# [Task objective]
Which lines below include "type"? Copy them all.

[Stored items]
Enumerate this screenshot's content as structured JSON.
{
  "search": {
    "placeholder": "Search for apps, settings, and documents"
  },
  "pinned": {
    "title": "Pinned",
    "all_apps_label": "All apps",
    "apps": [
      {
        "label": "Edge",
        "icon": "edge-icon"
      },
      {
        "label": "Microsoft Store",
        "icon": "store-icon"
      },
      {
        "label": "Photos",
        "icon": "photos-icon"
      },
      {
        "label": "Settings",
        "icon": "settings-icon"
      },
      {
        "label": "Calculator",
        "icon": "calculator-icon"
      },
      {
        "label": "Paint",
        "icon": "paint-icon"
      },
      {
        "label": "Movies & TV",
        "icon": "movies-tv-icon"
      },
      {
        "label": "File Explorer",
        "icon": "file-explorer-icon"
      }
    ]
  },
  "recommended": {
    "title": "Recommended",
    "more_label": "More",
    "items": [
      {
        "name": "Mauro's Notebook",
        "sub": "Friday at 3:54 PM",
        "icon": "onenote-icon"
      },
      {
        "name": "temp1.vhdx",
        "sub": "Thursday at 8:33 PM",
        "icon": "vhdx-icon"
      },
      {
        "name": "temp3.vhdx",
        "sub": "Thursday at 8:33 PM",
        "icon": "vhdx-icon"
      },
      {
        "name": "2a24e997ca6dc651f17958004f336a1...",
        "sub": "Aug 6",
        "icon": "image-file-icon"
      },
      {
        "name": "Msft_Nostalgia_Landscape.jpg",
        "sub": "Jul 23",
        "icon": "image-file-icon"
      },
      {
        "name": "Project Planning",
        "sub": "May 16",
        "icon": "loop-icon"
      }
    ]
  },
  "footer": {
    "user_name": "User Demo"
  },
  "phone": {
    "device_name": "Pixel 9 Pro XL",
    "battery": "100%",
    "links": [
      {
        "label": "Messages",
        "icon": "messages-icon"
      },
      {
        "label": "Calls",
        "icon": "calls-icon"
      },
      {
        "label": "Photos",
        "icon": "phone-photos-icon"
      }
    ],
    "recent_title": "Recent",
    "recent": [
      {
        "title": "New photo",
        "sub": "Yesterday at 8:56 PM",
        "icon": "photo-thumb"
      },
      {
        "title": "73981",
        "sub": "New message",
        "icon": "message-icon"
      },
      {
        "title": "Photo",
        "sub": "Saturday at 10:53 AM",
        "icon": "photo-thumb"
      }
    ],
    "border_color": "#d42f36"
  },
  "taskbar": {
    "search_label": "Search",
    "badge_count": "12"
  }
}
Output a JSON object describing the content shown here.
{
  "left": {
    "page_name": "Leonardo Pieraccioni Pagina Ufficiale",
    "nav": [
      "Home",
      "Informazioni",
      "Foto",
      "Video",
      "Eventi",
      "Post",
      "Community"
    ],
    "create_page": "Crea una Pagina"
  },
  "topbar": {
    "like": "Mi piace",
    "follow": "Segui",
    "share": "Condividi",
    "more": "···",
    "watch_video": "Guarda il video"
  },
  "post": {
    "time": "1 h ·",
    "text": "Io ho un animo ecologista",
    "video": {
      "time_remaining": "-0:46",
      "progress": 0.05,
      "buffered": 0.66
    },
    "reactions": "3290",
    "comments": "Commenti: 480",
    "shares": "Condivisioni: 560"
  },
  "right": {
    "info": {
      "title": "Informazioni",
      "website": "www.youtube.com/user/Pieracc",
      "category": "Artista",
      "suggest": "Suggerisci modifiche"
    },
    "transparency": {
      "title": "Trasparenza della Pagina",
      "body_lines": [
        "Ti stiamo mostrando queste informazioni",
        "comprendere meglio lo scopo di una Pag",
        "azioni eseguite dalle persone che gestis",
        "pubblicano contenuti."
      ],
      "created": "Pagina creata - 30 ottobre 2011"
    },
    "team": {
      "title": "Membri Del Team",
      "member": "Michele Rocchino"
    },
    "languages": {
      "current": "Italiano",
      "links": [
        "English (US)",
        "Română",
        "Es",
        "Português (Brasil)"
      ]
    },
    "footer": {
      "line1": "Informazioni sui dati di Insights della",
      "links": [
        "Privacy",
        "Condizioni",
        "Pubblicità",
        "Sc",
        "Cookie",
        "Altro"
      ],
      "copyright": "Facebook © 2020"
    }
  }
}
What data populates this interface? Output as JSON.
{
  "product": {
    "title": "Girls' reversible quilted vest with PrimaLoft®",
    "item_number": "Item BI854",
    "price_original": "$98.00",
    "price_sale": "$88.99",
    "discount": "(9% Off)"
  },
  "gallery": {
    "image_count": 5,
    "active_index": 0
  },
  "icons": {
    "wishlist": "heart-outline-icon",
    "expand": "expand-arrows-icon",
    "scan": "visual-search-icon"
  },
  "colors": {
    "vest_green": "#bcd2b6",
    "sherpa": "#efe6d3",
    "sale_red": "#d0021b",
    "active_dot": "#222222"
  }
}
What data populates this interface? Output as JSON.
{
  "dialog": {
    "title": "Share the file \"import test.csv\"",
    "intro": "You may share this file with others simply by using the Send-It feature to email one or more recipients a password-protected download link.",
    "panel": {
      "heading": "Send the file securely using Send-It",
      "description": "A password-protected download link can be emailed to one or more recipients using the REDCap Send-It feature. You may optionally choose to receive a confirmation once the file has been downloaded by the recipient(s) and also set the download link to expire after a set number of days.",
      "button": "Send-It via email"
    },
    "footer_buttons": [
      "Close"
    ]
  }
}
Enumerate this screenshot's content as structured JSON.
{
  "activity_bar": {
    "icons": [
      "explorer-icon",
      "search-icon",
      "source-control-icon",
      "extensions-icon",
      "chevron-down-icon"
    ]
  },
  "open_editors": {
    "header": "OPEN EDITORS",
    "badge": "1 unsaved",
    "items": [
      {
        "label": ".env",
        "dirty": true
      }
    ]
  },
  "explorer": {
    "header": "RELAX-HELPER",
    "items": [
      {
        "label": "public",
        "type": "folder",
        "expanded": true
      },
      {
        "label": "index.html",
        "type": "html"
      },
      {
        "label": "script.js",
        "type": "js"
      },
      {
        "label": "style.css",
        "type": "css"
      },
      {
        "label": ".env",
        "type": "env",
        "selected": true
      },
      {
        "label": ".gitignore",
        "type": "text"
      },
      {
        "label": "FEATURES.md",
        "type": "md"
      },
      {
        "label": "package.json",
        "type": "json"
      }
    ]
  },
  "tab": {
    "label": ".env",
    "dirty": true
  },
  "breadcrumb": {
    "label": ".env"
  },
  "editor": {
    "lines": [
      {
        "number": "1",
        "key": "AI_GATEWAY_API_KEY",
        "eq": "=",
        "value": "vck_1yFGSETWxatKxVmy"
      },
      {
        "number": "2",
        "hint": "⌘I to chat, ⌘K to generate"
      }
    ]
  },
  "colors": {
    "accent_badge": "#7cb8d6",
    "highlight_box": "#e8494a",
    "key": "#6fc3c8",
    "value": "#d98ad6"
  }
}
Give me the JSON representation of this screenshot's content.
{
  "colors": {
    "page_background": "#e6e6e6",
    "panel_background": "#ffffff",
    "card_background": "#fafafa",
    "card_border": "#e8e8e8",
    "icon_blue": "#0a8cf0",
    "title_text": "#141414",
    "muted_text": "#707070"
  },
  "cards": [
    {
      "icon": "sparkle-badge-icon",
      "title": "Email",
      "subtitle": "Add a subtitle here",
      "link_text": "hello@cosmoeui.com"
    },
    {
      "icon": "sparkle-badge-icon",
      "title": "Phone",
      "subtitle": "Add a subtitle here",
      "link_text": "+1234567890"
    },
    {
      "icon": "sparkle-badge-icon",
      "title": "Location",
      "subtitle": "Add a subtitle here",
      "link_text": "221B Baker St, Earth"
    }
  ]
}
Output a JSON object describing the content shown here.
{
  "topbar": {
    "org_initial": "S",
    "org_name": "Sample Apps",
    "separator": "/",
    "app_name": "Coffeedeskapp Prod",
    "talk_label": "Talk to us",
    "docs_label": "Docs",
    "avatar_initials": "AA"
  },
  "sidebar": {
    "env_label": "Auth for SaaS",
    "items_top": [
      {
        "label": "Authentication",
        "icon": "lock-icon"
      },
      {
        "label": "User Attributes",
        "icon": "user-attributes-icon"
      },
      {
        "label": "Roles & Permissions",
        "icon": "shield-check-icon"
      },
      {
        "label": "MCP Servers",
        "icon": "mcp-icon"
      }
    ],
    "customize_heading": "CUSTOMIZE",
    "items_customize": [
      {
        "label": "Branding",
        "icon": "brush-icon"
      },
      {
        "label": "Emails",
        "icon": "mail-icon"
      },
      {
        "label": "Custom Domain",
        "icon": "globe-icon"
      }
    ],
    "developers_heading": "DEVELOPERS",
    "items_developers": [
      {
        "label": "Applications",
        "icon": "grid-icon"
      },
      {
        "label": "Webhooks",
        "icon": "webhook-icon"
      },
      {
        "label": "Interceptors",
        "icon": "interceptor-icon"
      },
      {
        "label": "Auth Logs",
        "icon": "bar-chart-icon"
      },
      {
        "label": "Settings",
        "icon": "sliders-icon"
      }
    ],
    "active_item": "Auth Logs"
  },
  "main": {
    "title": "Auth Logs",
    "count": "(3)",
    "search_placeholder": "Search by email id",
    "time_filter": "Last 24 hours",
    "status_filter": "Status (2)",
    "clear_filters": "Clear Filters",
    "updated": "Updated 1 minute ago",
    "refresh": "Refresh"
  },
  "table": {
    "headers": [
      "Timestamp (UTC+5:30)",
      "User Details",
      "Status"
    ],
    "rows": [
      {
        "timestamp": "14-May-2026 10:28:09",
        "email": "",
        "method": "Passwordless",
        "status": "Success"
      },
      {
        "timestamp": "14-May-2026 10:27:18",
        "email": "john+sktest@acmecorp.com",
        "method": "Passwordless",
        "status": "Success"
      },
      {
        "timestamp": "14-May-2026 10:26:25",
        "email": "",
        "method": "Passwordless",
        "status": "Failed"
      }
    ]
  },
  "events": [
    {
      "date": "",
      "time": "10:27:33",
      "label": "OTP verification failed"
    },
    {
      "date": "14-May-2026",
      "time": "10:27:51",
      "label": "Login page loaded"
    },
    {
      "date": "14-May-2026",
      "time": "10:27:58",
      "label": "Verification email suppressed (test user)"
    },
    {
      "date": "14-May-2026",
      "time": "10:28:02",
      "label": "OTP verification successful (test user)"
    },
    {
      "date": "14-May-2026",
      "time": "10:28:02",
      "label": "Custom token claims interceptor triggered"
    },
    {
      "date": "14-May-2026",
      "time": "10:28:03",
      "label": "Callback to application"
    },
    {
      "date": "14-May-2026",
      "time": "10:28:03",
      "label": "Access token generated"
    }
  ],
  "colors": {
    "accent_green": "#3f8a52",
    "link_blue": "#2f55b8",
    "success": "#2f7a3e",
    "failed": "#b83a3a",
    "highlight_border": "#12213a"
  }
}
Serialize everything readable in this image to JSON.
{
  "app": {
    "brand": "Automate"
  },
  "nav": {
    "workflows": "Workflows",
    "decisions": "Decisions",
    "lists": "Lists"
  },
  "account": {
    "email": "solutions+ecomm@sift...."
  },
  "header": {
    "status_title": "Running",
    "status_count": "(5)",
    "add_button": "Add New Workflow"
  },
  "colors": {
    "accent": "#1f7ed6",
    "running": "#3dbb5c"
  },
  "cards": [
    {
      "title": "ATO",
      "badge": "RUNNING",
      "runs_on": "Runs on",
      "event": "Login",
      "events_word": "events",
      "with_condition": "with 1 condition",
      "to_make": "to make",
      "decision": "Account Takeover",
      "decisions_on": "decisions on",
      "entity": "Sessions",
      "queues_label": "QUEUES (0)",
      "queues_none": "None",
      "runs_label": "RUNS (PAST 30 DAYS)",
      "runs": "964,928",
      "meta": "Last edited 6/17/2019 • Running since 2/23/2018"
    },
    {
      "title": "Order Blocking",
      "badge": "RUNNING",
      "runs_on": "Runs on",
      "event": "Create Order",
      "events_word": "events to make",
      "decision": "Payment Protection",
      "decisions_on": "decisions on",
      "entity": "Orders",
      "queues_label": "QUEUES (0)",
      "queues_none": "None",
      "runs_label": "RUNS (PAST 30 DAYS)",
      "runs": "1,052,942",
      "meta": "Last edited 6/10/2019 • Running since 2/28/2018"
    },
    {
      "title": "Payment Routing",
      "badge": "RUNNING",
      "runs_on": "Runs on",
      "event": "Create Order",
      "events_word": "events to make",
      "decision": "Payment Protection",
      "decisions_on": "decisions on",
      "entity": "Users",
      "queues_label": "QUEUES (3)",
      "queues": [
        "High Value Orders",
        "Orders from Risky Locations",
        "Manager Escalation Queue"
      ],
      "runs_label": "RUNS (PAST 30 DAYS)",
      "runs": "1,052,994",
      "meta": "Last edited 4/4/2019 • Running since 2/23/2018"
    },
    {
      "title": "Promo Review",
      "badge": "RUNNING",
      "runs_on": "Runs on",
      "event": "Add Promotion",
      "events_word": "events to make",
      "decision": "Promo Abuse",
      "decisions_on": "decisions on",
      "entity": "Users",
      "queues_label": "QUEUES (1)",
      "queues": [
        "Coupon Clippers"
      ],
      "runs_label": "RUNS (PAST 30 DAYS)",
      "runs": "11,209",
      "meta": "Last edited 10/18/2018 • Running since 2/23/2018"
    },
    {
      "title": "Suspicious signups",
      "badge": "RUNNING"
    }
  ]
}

# [Exercise solution]
        "type": "folder",
        "type": "html"
        "type": "js"
        "type": "css"
        "type": "env",
        "type": "text"
        "type": "md"
        "type": "json"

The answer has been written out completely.